- [Exercise description] Leave out the pictures and retype all the entries below exactly.
Segment Start: Data supplied
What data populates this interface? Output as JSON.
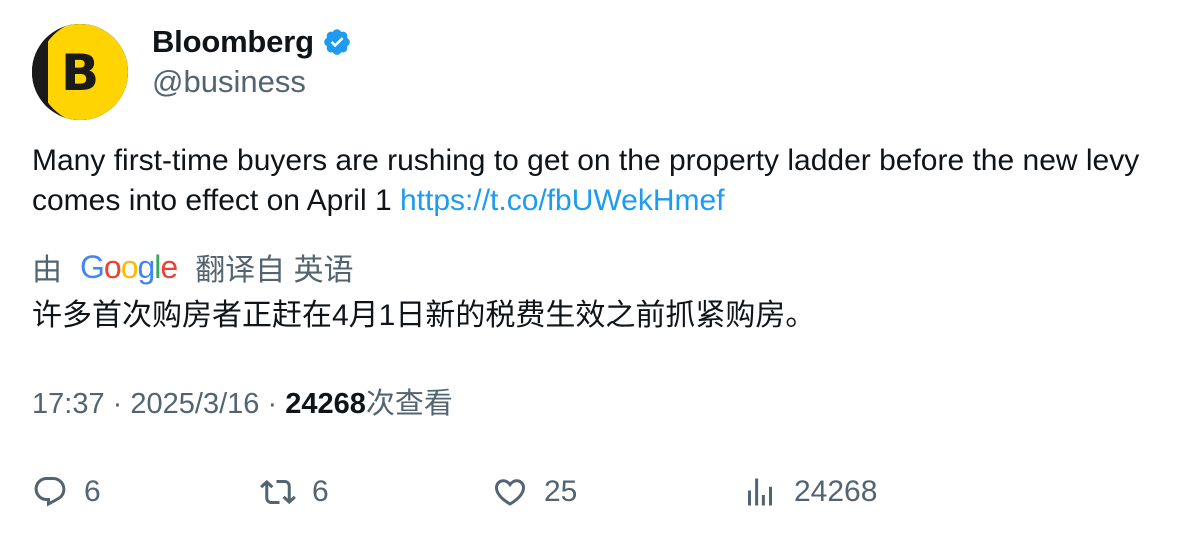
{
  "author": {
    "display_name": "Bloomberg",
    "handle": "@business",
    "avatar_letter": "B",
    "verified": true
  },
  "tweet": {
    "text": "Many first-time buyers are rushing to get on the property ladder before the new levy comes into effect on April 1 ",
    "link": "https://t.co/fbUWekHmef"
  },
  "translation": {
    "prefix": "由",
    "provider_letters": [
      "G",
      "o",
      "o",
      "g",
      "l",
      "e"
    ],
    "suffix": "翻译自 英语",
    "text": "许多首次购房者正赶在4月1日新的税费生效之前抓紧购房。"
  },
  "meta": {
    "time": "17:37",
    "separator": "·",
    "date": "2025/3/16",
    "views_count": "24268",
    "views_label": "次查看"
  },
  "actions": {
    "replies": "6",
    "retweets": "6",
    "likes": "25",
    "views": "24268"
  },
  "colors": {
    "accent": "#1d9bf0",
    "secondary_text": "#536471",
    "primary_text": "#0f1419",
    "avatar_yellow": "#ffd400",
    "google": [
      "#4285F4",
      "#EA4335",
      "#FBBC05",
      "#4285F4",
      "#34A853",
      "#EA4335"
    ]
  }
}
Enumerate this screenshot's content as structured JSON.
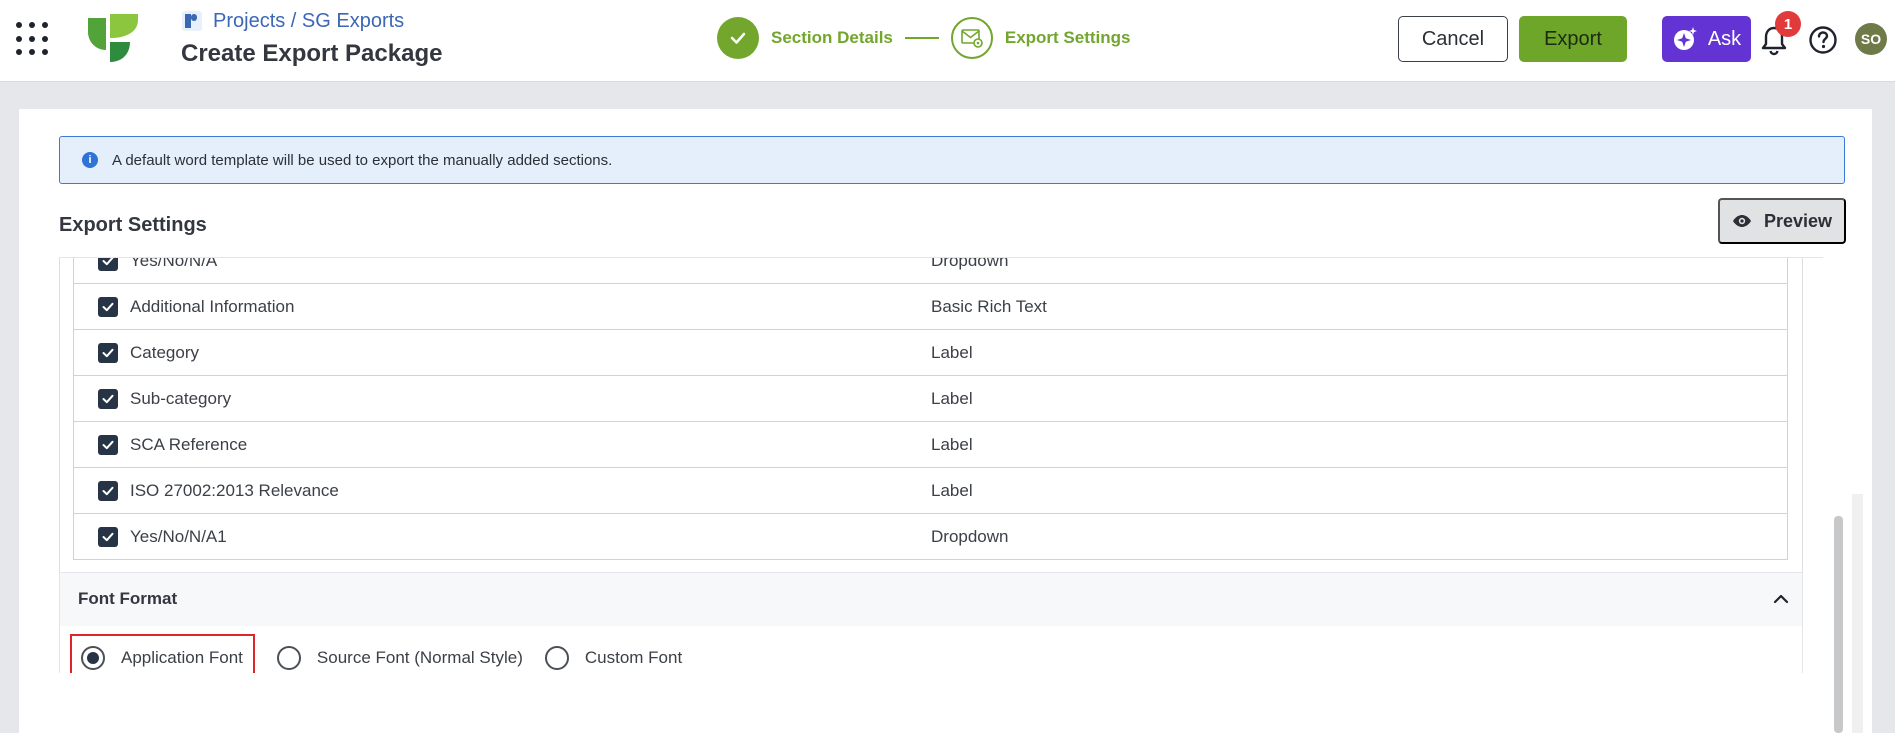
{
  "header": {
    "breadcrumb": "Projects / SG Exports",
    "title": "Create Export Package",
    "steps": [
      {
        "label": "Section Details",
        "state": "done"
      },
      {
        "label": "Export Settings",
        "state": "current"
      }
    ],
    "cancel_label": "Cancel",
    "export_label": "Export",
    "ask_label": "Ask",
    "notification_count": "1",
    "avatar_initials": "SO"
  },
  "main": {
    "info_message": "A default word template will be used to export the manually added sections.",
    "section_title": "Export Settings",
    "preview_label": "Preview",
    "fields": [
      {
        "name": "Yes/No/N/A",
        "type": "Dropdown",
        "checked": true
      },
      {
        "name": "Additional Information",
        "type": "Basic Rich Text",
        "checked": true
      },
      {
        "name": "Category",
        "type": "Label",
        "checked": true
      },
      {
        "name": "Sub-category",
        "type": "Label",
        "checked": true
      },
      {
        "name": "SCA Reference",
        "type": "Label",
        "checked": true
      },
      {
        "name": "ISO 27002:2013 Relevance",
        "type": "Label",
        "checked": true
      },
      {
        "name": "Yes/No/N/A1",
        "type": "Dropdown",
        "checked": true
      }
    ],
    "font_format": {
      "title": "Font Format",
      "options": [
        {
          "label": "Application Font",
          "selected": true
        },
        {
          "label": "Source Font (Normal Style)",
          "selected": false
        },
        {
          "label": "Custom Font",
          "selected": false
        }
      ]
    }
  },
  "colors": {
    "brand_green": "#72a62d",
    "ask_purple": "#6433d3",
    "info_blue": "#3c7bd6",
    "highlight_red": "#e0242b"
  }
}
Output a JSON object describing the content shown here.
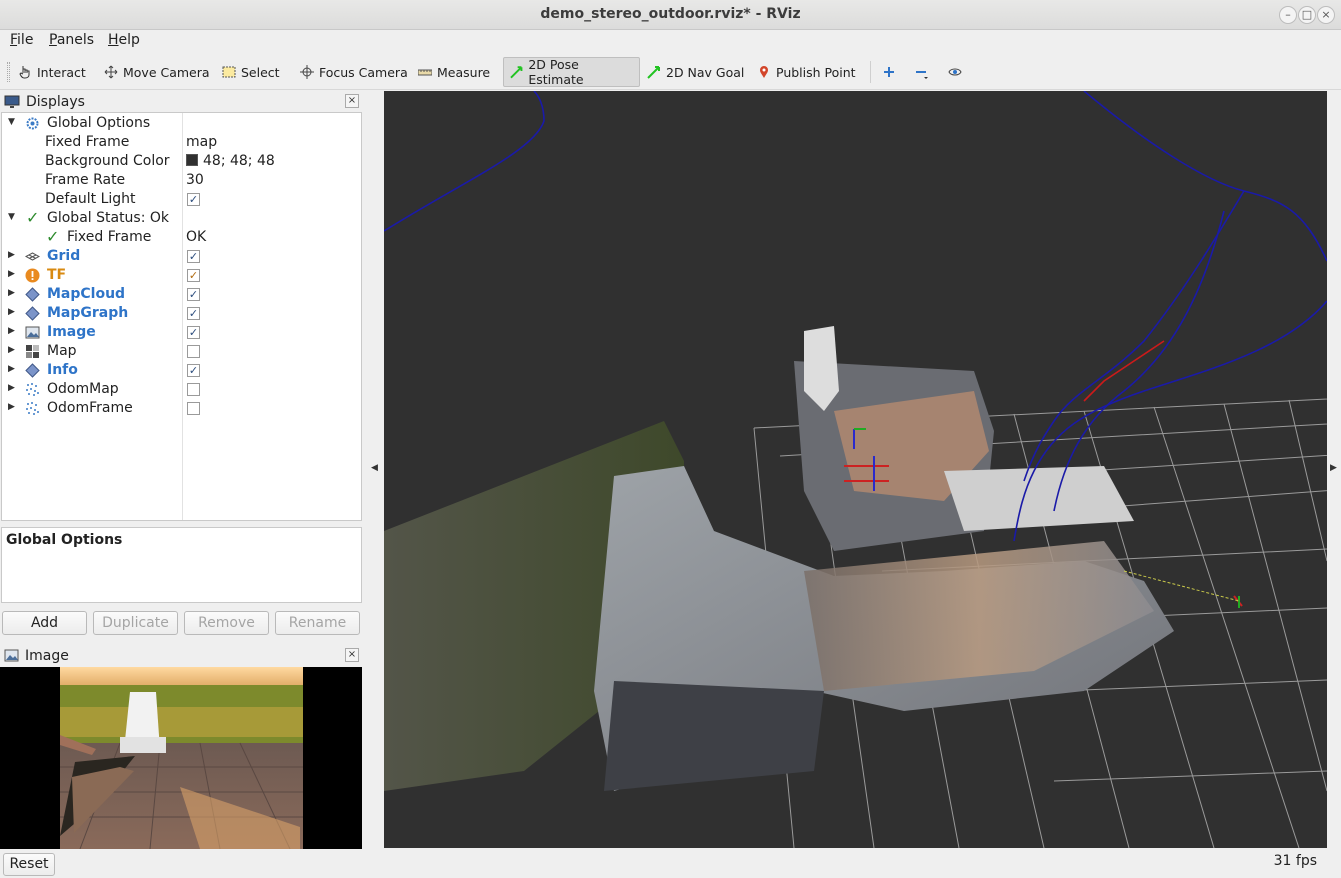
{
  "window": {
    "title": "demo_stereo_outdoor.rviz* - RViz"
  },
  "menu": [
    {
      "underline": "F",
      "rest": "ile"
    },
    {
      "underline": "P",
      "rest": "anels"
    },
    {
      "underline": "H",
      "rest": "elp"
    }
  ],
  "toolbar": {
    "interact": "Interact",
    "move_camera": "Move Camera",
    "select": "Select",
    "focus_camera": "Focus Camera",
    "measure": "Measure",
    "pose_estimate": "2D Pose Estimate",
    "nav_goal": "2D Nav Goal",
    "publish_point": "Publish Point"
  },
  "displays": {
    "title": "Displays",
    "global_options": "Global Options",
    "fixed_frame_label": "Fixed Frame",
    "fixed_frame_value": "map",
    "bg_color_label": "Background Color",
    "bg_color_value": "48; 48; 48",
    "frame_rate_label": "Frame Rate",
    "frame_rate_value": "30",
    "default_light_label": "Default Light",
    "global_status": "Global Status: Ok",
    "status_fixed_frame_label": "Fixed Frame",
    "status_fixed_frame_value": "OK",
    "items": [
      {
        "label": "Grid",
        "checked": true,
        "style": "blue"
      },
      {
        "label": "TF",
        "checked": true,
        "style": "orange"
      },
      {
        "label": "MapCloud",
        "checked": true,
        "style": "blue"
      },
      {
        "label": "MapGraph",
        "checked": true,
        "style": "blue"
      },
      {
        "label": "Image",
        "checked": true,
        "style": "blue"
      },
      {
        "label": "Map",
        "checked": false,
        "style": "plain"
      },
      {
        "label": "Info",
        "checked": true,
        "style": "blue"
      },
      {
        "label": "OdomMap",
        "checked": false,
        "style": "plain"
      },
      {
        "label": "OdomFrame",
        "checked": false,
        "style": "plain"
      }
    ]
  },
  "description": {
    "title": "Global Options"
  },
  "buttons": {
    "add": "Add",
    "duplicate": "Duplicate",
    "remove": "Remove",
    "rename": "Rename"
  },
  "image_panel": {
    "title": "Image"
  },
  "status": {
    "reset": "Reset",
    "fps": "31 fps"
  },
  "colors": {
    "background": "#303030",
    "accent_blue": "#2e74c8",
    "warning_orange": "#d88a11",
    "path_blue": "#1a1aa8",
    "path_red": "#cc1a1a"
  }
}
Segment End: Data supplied
- [Result for this task]
What data populates this interface? Output as JSON.
{
  "author": {
    "display_name": "Bloomberg",
    "handle": "@business",
    "avatar_letter": "B",
    "verified": true
  },
  "tweet": {
    "text": "Many first-time buyers are rushing to get on the property ladder before the new levy comes into effect on April 1 ",
    "link": "https://t.co/fbUWekHmef"
  },
  "translation": {
    "prefix": "由",
    "provider_letters": [
      "G",
      "o",
      "o",
      "g",
      "l",
      "e"
    ],
    "suffix": "翻译自 英语",
    "text": "许多首次购房者正赶在4月1日新的税费生效之前抓紧购房。"
  },
  "meta": {
    "time": "17:37",
    "separator": "·",
    "date": "2025/3/16",
    "views_count": "24268",
    "views_label": "次查看"
  },
  "actions": {
    "replies": "6",
    "retweets": "6",
    "likes": "25",
    "views": "24268"
  },
  "colors": {
    "accent": "#1d9bf0",
    "secondary_text": "#536471",
    "primary_text": "#0f1419",
    "avatar_yellow": "#ffd400",
    "google": [
      "#4285F4",
      "#EA4335",
      "#FBBC05",
      "#4285F4",
      "#34A853",
      "#EA4335"
    ]
  }
}
Enumerate this screenshot's content as structured JSON.
{
  "header": {
    "breadcrumb": "Projects / SG Exports",
    "title": "Create Export Package",
    "steps": [
      {
        "label": "Section Details",
        "state": "done"
      },
      {
        "label": "Export Settings",
        "state": "current"
      }
    ],
    "cancel_label": "Cancel",
    "export_label": "Export",
    "ask_label": "Ask",
    "notification_count": "1",
    "avatar_initials": "SO"
  },
  "main": {
    "info_message": "A default word template will be used to export the manually added sections.",
    "section_title": "Export Settings",
    "preview_label": "Preview",
    "fields": [
      {
        "name": "Yes/No/N/A",
        "type": "Dropdown",
        "checked": true
      },
      {
        "name": "Additional Information",
        "type": "Basic Rich Text",
        "checked": true
      },
      {
        "name": "Category",
        "type": "Label",
        "checked": true
      },
      {
        "name": "Sub-category",
        "type": "Label",
        "checked": true
      },
      {
        "name": "SCA Reference",
        "type": "Label",
        "checked": true
      },
      {
        "name": "ISO 27002:2013 Relevance",
        "type": "Label",
        "checked": true
      },
      {
        "name": "Yes/No/N/A1",
        "type": "Dropdown",
        "checked": true
      }
    ],
    "font_format": {
      "title": "Font Format",
      "options": [
        {
          "label": "Application Font",
          "selected": true
        },
        {
          "label": "Source Font (Normal Style)",
          "selected": false
        },
        {
          "label": "Custom Font",
          "selected": false
        }
      ]
    }
  },
  "colors": {
    "brand_green": "#72a62d",
    "ask_purple": "#6433d3",
    "info_blue": "#3c7bd6",
    "highlight_red": "#e0242b"
  }
}
Output a JSON object describing the content shown here.
{
  "window": {
    "title": "demo_stereo_outdoor.rviz* - RViz"
  },
  "menu": [
    {
      "underline": "F",
      "rest": "ile"
    },
    {
      "underline": "P",
      "rest": "anels"
    },
    {
      "underline": "H",
      "rest": "elp"
    }
  ],
  "toolbar": {
    "interact": "Interact",
    "move_camera": "Move Camera",
    "select": "Select",
    "focus_camera": "Focus Camera",
    "measure": "Measure",
    "pose_estimate": "2D Pose Estimate",
    "nav_goal": "2D Nav Goal",
    "publish_point": "Publish Point"
  },
  "displays": {
    "title": "Displays",
    "global_options": "Global Options",
    "fixed_frame_label": "Fixed Frame",
    "fixed_frame_value": "map",
    "bg_color_label": "Background Color",
    "bg_color_value": "48; 48; 48",
    "frame_rate_label": "Frame Rate",
    "frame_rate_value": "30",
    "default_light_label": "Default Light",
    "global_status": "Global Status: Ok",
    "status_fixed_frame_label": "Fixed Frame",
    "status_fixed_frame_value": "OK",
    "items": [
      {
        "label": "Grid",
        "checked": true,
        "style": "blue"
      },
      {
        "label": "TF",
        "checked": true,
        "style": "orange"
      },
      {
        "label": "MapCloud",
        "checked": true,
        "style": "blue"
      },
      {
        "label": "MapGraph",
        "checked": true,
        "style": "blue"
      },
      {
        "label": "Image",
        "checked": true,
        "style": "blue"
      },
      {
        "label": "Map",
        "checked": false,
        "style": "plain"
      },
      {
        "label": "Info",
        "checked": true,
        "style": "blue"
      },
      {
        "label": "OdomMap",
        "checked": false,
        "style": "plain"
      },
      {
        "label": "OdomFrame",
        "checked": false,
        "style": "plain"
      }
    ]
  },
  "description": {
    "title": "Global Options"
  },
  "buttons": {
    "add": "Add",
    "duplicate": "Duplicate",
    "remove": "Remove",
    "rename": "Rename"
  },
  "image_panel": {
    "title": "Image"
  },
  "status": {
    "reset": "Reset",
    "fps": "31 fps"
  },
  "colors": {
    "background": "#303030",
    "accent_blue": "#2e74c8",
    "warning_orange": "#d88a11",
    "path_blue": "#1a1aa8",
    "path_red": "#cc1a1a"
  }
}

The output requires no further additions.